Mya Breitbart, Ph.D.
John H. Paul, Ph.D.
Dale W. Griffin, Ph.D.
Water Quality, Fecal-Associated Pathogenic Viruses, Viral Diversity, Microbial Indicators, Picobirnaviruses
The presence of pathogenic viruses in coastal environments is an important tool in evaluating water quality and health risks. Millions of viruses are excreted in fecal matter and bacterial indicators do not correlate with the presence of pathogenic viruses. Enteroviruses have been used to identify fecal pollution in the environment; however, other viruses shed in fecal matter could be used to indicate fecal pollution. The purpose of this research is to develop a baseline understanding of the diversity of viruses found in raw sewage and to assess their presence in the marine environment. PCR was used to detect adenoviruses, herpesviruses, hepatitis B viruses, morbilliviruses, noroviruses, papillomaviruses, pepper mild mottle viruses, picobirnaviruses, reoviruses, rotaviruses, and sapporoviruses in raw sewage collected from throughout the United States and from five marine environments ranging in their proximity to dense human populations. Adenoviruses, noroviruses, pepper mild mottle viruses, and picobirnaviruses were detected in raw sewage but absent in the marine environment, making these viruses potential indicators of fecal pollution in marine environments. These viruses were also found in many of the final effluent samples. Pepper mild mottle viruses may be useful for source tracking fecal contamination since it was consistently found in human sewage and is not expected in the feces of other animals due to its dietary origin. Furthermore, this research uncovered previously unknown sequence diversity in human picobirnaviruses. This baseline understanding of viruses in raw sewage and the marine environment will enable educated decisions to be made regarding the use of viruses in water quality assessments.

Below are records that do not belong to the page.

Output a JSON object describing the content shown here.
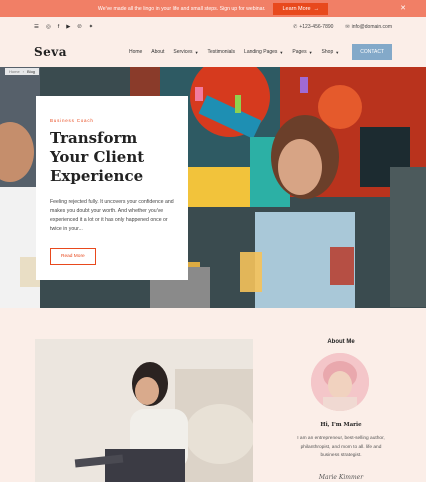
{
  "notice": {
    "text": "We've made all the lingo in your life and small steps. Sign up for webinar.",
    "button": "Learn More",
    "button_icon": "arrow-right-icon",
    "close": "✕"
  },
  "topbar": {
    "social_icons": [
      "menu-icon",
      "instagram-icon",
      "facebook-icon",
      "youtube-icon",
      "pinterest-icon",
      "twitter-icon"
    ],
    "phone": "+123-456-7890",
    "email": "info@domain.com"
  },
  "header": {
    "logo": "Seva",
    "nav": [
      {
        "label": "Home",
        "dropdown": false
      },
      {
        "label": "About",
        "dropdown": false
      },
      {
        "label": "Services",
        "dropdown": true
      },
      {
        "label": "Testimonials",
        "dropdown": false
      },
      {
        "label": "Landing Pages",
        "dropdown": true
      },
      {
        "label": "Pages",
        "dropdown": true
      },
      {
        "label": "Shop",
        "dropdown": true
      }
    ],
    "contact_button": "CONTACT"
  },
  "breadcrumb": {
    "home": "Home",
    "sep": "›",
    "current": "Blog"
  },
  "hero": {
    "eyebrow": "Business Coach",
    "title": "Transform Your Client Experience",
    "description": "Feeling rejected fully. It uncovers your confidence and makes you doubt your worth. And whether you've experienced it a lot or it has only happened once or twice in your...",
    "button": "Read More"
  },
  "about": {
    "title": "About Me",
    "name": "Hi, I'm Marie",
    "bio": "I am an entrepreneur, best-selling author, philanthropist, and mom to all. life and business strategist.",
    "signature": "Marie Kimmer"
  },
  "colors": {
    "accent": "#e8491d",
    "notice_bg": "#f17f66",
    "cream": "#fbeee8",
    "contact_btn": "#83a9c9"
  }
}
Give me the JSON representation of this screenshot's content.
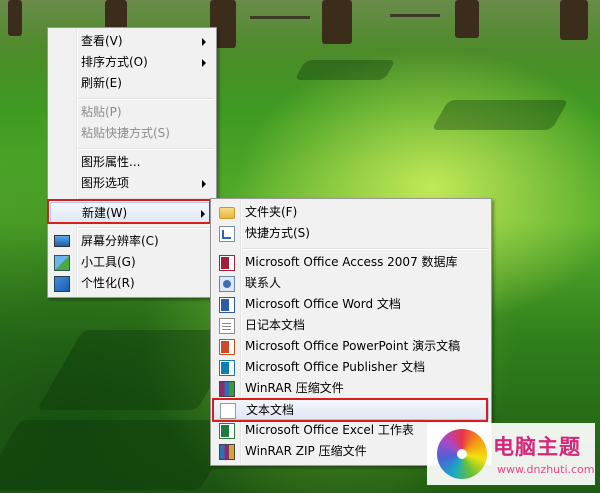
{
  "context_menu": {
    "items": [
      {
        "label": "查看(V)"
      },
      {
        "label": "排序方式(O)"
      },
      {
        "label": "刷新(E)"
      },
      {
        "label": "粘贴(P)"
      },
      {
        "label": "粘贴快捷方式(S)"
      },
      {
        "label": "图形属性..."
      },
      {
        "label": "图形选项"
      },
      {
        "label": "新建(W)"
      },
      {
        "label": "屏幕分辨率(C)",
        "icon": "screen-resolution-icon"
      },
      {
        "label": "小工具(G)",
        "icon": "gadgets-icon"
      },
      {
        "label": "个性化(R)",
        "icon": "personalize-icon"
      }
    ]
  },
  "new_submenu": {
    "items": [
      {
        "label": "文件夹(F)",
        "icon": "folder-icon"
      },
      {
        "label": "快捷方式(S)",
        "icon": "shortcut-icon"
      },
      {
        "label": "Microsoft Office Access 2007 数据库",
        "icon": "access-icon"
      },
      {
        "label": "联系人",
        "icon": "contact-icon"
      },
      {
        "label": "Microsoft Office Word 文档",
        "icon": "word-icon"
      },
      {
        "label": "日记本文档",
        "icon": "journal-icon"
      },
      {
        "label": "Microsoft Office PowerPoint 演示文稿",
        "icon": "powerpoint-icon"
      },
      {
        "label": "Microsoft Office Publisher 文档",
        "icon": "publisher-icon"
      },
      {
        "label": "WinRAR 压缩文件",
        "icon": "winrar-icon"
      },
      {
        "label": "文本文档",
        "icon": "text-document-icon"
      },
      {
        "label": "Microsoft Office Excel 工作表",
        "icon": "excel-icon"
      },
      {
        "label": "WinRAR ZIP 压缩文件",
        "icon": "winrar-zip-icon"
      }
    ]
  },
  "watermark": {
    "title": "电脑主题",
    "url": "www.dnzhuti.com"
  },
  "colors": {
    "highlight_box": "#d61e1e",
    "menu_background": "#f1f1f1"
  }
}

Scholar Commons Citation
Symonds, Erin M., "Viruses Found in Raw Sewage and Their Potential to Indicate Fecal Pollution in Coastal Environments" (2008). USF Tampa Graduate Theses and Dissertations.